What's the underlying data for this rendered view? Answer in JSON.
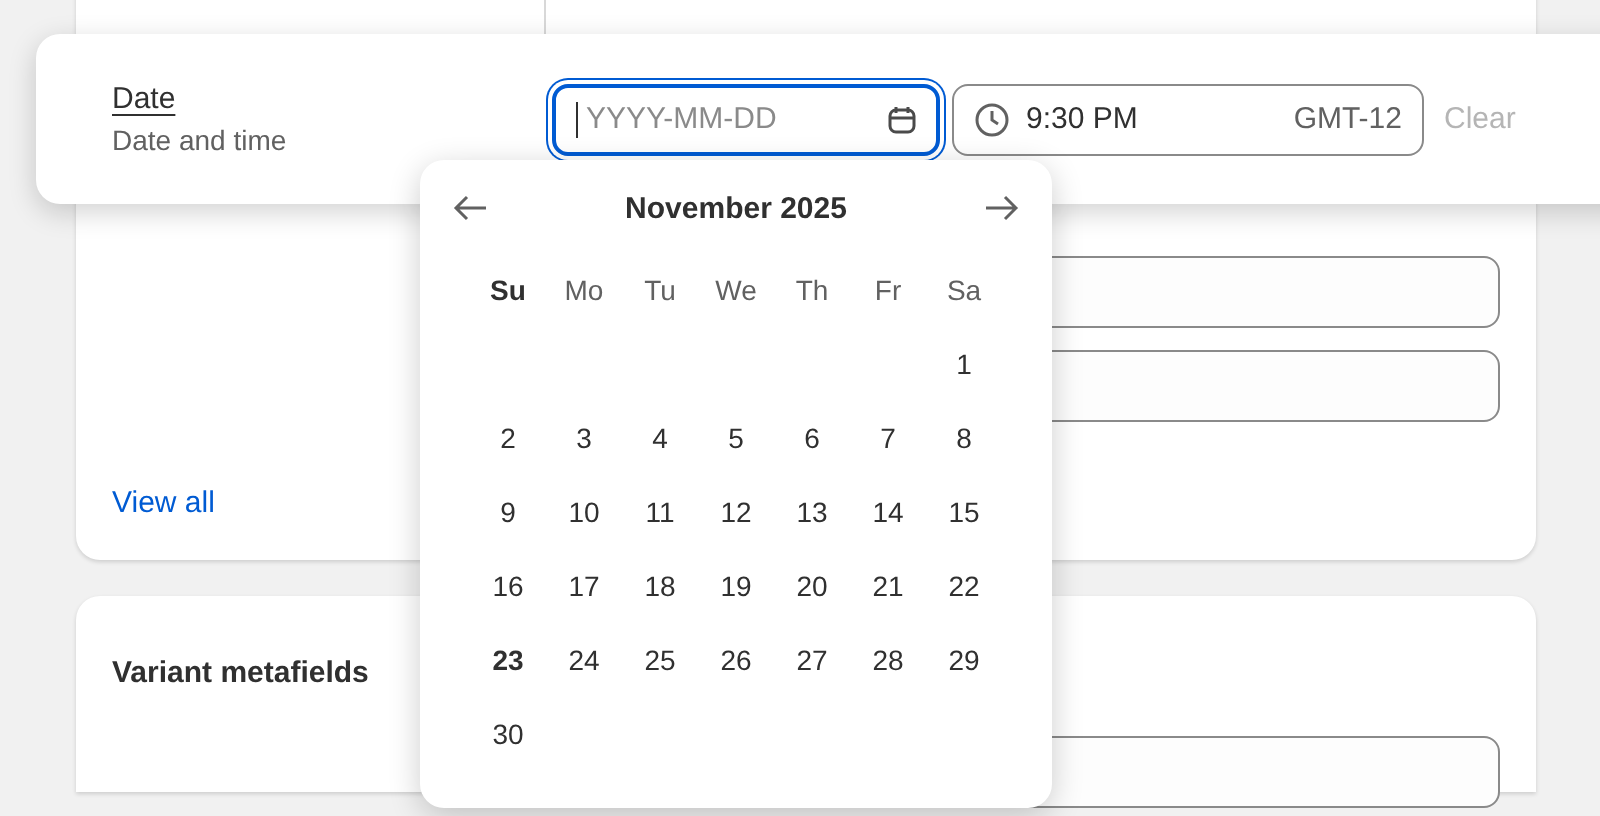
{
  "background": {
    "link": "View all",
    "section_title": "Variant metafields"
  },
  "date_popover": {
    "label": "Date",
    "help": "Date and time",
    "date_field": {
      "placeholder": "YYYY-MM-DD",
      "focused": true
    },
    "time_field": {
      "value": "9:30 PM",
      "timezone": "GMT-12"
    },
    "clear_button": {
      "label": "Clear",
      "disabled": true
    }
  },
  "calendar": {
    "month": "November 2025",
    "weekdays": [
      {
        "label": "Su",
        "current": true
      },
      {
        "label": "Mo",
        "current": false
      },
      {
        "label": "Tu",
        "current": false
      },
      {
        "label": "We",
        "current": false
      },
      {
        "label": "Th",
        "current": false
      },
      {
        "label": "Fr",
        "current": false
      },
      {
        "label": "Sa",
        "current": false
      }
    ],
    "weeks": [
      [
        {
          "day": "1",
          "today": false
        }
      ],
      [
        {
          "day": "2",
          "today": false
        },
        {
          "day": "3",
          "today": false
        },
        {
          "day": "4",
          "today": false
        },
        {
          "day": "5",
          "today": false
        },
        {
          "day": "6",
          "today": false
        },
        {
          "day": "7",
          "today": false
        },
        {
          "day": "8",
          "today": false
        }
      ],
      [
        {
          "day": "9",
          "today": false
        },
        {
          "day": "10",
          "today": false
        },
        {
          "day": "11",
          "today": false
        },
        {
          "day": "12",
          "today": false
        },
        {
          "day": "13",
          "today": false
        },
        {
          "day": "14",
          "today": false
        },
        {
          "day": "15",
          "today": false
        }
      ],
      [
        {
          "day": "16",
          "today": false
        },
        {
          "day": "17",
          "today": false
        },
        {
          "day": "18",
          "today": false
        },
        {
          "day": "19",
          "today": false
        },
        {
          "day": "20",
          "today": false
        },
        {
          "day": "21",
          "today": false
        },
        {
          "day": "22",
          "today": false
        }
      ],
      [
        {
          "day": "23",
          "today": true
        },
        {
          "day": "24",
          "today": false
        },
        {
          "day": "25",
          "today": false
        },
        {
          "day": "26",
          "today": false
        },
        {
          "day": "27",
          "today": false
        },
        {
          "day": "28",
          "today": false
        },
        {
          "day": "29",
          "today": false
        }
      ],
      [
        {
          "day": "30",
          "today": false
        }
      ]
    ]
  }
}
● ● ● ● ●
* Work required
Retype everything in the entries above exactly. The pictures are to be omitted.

* Task result
What's the underlying data for this rendered view? Answer in JSON.
{
  "background": {
    "link": "View all",
    "section_title": "Variant metafields"
  },
  "date_popover": {
    "label": "Date",
    "help": "Date and time",
    "date_field": {
      "placeholder": "YYYY-MM-DD",
      "focused": true
    },
    "time_field": {
      "value": "9:30 PM",
      "timezone": "GMT-12"
    },
    "clear_button": {
      "label": "Clear",
      "disabled": true
    }
  },
  "calendar": {
    "month": "November 2025",
    "weekdays": [
      {
        "label": "Su",
        "current": true
      },
      {
        "label": "Mo",
        "current": false
      },
      {
        "label": "Tu",
        "current": false
      },
      {
        "label": "We",
        "current": false
      },
      {
        "label": "Th",
        "current": false
      },
      {
        "label": "Fr",
        "current": false
      },
      {
        "label": "Sa",
        "current": false
      }
    ],
    "weeks": [
      [
        {
          "day": "1",
          "today": false
        }
      ],
      [
        {
          "day": "2",
          "today": false
        },
        {
          "day": "3",
          "today": false
        },
        {
          "day": "4",
          "today": false
        },
        {
          "day": "5",
          "today": false
        },
        {
          "day": "6",
          "today": false
        },
        {
          "day": "7",
          "today": false
        },
        {
          "day": "8",
          "today": false
        }
      ],
      [
        {
          "day": "9",
          "today": false
        },
        {
          "day": "10",
          "today": false
        },
        {
          "day": "11",
          "today": false
        },
        {
          "day": "12",
          "today": false
        },
        {
          "day": "13",
          "today": false
        },
        {
          "day": "14",
          "today": false
        },
        {
          "day": "15",
          "today": false
        }
      ],
      [
        {
          "day": "16",
          "today": false
        },
        {
          "day": "17",
          "today": false
        },
        {
          "day": "18",
          "today": false
        },
        {
          "day": "19",
          "today": false
        },
        {
          "day": "20",
          "today": false
        },
        {
          "day": "21",
          "today": false
        },
        {
          "day": "22",
          "today": false
        }
      ],
      [
        {
          "day": "23",
          "today": true
        },
        {
          "day": "24",
          "today": false
        },
        {
          "day": "25",
          "today": false
        },
        {
          "day": "26",
          "today": false
        },
        {
          "day": "27",
          "today": false
        },
        {
          "day": "28",
          "today": false
        },
        {
          "day": "29",
          "today": false
        }
      ],
      [
        {
          "day": "30",
          "today": false
        }
      ]
    ]
  }
}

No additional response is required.